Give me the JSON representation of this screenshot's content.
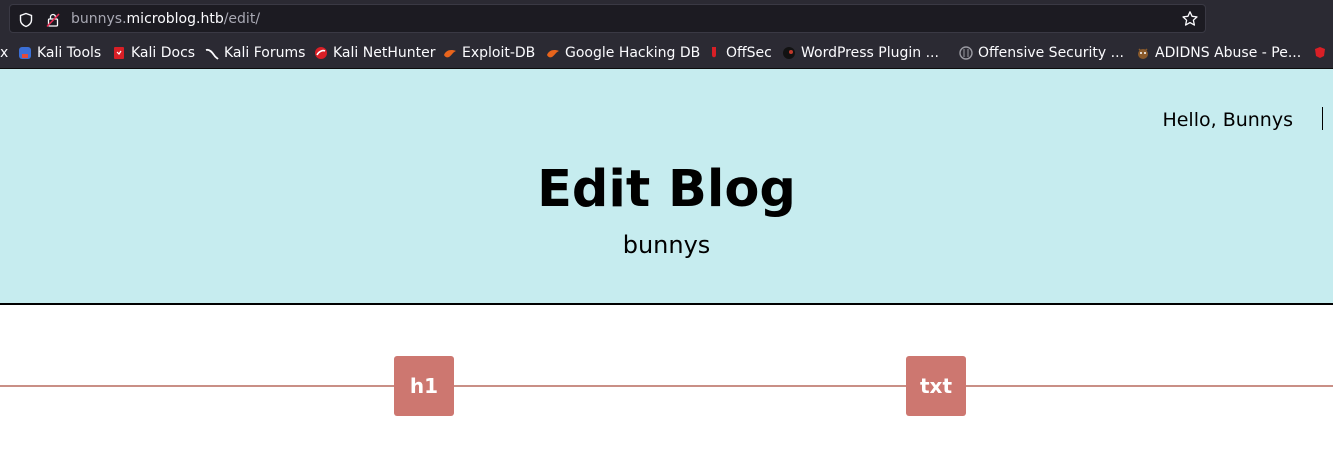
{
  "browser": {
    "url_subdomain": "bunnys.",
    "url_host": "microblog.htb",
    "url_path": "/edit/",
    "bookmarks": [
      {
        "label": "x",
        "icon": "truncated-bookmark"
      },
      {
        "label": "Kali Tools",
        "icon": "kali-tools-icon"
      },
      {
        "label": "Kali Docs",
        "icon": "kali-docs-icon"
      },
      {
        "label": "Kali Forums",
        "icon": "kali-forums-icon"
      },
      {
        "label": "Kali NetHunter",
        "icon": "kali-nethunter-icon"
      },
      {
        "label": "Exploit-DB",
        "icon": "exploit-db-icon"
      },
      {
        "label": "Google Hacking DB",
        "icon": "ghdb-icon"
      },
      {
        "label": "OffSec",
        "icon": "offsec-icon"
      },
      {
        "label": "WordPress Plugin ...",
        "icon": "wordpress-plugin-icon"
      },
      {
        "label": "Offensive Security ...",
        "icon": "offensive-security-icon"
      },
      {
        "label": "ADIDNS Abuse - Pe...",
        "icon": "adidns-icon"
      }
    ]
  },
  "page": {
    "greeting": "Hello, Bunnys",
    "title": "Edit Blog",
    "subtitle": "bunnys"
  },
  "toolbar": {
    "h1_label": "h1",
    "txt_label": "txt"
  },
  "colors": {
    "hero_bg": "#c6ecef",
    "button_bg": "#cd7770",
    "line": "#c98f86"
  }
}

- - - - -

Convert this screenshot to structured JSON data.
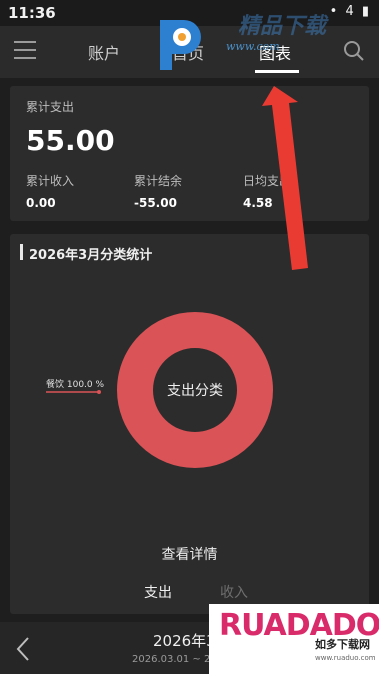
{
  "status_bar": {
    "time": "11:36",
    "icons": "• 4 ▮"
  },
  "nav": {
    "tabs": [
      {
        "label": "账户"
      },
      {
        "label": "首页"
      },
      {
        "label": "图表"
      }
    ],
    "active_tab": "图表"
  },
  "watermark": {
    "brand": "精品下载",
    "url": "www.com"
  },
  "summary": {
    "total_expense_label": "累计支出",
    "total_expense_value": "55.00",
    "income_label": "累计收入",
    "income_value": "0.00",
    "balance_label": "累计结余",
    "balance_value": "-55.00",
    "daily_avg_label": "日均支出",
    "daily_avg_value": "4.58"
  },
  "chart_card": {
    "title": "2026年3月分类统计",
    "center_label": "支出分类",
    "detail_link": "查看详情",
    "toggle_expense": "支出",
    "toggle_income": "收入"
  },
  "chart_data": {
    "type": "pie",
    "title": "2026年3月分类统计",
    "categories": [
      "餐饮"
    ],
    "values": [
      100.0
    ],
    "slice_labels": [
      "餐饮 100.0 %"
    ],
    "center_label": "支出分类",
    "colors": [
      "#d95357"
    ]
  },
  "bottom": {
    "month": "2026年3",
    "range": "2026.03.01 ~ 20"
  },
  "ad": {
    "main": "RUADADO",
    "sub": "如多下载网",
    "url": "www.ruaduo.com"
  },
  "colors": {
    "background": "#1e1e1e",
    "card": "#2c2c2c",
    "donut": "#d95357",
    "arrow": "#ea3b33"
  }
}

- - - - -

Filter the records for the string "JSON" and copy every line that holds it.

**Answer to this task:**
Give me the JSON representation of this screenshot's content.
Convert this screenshot to structured JSON data.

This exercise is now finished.